It’s somewhat rare…being double cousins, but it does happen. I suppose it is rare enough that many people don’t even know what it is exactly. It might not even be a exact term, but it is the only one that describes this situation.
When two brothers marry two sisters, their children become double cousins…and that is exactly what happened. My grandfather, George Byer married my grandmother Harriet “Hattie” Pattan on December 24, 1927. Then my uncle, Theodore “Ted” Byer married my aunt, Gladys Pattan on November 2, 1928. Hattie and George would go on to have 9 children, Evelyn, Virginia, Delores, Larry, Collene, who is my mother, Wayne, Bonnie, Dixie, and Sandy. My Aunt Gladys and my Uncle Ted would have one daughter, Margaret. From the moment Margaret arrived, the children of the sisters and brothers were double cousins. And later there would be double second cousins, double third cousins, double second cousins once removed, double third cousins once removed, and so on.

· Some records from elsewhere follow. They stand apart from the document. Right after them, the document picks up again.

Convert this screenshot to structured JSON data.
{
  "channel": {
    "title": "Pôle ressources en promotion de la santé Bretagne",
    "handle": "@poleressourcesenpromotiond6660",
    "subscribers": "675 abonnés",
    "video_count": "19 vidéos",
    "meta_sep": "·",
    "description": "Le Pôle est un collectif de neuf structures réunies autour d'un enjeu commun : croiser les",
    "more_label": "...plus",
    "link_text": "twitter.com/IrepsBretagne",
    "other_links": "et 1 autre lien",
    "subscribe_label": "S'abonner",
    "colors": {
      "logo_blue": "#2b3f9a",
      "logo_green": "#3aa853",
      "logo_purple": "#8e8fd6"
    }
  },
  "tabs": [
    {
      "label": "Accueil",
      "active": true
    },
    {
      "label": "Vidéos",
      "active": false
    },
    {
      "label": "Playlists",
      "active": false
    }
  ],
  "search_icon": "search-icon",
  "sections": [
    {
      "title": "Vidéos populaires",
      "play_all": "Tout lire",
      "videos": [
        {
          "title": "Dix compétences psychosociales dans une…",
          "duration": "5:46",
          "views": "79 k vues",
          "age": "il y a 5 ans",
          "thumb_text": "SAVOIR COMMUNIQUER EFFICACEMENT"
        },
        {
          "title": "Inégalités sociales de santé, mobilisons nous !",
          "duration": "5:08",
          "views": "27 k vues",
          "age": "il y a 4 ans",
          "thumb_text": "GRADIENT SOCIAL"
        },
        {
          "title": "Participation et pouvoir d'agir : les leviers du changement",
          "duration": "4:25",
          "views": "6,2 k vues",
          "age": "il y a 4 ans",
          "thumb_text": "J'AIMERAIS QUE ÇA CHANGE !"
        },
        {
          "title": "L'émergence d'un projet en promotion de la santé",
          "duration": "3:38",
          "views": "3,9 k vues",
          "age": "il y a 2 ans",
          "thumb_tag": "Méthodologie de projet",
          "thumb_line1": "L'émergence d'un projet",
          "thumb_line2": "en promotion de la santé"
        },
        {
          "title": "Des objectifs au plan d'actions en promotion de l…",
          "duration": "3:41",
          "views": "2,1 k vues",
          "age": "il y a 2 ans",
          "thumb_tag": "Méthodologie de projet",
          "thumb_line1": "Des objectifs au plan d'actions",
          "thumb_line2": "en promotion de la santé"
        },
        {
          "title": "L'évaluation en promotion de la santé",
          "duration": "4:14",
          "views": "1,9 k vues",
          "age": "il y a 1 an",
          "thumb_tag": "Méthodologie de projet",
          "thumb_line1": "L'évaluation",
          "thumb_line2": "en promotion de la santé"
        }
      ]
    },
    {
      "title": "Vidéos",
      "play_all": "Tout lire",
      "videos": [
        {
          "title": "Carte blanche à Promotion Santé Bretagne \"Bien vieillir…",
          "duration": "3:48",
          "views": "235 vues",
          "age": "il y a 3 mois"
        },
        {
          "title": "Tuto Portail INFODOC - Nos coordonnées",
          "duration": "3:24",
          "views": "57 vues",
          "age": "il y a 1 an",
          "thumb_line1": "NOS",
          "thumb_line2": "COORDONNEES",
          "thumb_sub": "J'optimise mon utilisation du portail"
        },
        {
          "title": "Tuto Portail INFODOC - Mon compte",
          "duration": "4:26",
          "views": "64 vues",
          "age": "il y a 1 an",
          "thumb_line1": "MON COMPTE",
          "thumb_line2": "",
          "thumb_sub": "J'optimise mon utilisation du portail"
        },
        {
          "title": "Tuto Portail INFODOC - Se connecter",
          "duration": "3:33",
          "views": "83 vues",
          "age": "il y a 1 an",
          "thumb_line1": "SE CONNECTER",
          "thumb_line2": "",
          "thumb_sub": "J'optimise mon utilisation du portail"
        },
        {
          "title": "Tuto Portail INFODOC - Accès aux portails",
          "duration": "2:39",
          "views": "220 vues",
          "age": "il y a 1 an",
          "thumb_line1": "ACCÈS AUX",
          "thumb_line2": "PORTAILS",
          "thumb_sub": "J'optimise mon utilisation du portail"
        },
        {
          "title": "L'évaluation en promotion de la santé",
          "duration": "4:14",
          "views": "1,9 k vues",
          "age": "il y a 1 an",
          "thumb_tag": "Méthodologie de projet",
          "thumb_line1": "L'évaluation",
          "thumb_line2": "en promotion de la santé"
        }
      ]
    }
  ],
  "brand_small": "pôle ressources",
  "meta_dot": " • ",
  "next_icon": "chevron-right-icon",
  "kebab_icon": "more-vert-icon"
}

Now as often happens, the children of the double cousins weren’t as close as the double cousins themselves. As the years go by many of the cousins don’t know each other well, or at all. I have been blessed in that for me things would turn out differently. When my girls were little they began bowling with two girls who were also sisters. Little did we know, until my mom heard their dad’s name, that these girls were the grandchildren of Margaret Byer, the very Margaret whose birth began the double cousins in the first place. So, every Monday night, during the winter bowling league season, I get the privilege of spending the evening with my double second cousins twice removed, and their daughters, my double second cousins thrice removed. Margaret’s son Ted and his wife Donna, and their daughters, Jaime and her husband Willie, who also have three children, Kaleb, Kielei, and Haley, and Ted and Donna’s other daughter Jackie. I am very thankful that I have had the chance to know them all these years. They are awesome people. Love you guys bunches.
During the years of the Great Depression, people had to do whatever was necessary to make ends meet. The backyard garden became a necessity, not a hobby. Hunting and fishing really became a vital part of life, not just a pastime. People had to make their own repairs around the house, rather than hiring it done. People put blankets up for curtains, and made their own clothes. I suppose it was like a move back in time…to the time when their ancestors didn’t have a store to go to, or a repairman to call, so they did what they had to do, on their own. I would imagine that there were a lot of repairs that the repairman would have scratched his head at…just trying to figure out how it ran at all.
While the things the people of the Great Depression era did were a bit unusual, and were an essential part of making ends meet, they were also a part of their independence. They didn’t want a government handout…even when they had to take it, they didn’t want it. They were used to taking care of themselves. Nevertheless, jobs were scarce, and often required the men to travel for work, leaving their wives and young children to run the farm. School became a luxury, because the kids were needed at home to plow, weed, and harvest the crops to put food on the table. Nothing was wasted either. They cooked the feet, tongue, and even brains of an animal for food. They didn’t necessarily kill an animal, if all they needed was the feathers for a mattress. Can you imagine plucking the feathers from a goose while it is alive?? I would be afraid it would come after me, but it was well known then, that the feathers would grow back, just like our hair, of course, cutting our hair doesn’t hurt.
Tough times can make or break a nation and it’s people I guess, but if we are a people, determined to make it on our own, and help this nation be great at the same time, then we can be a nation who can handle difficult times with grace and dignity. If we become a nation of people who are willing to sit back and let the government take care of us, then we will be a truly poor nation indeed.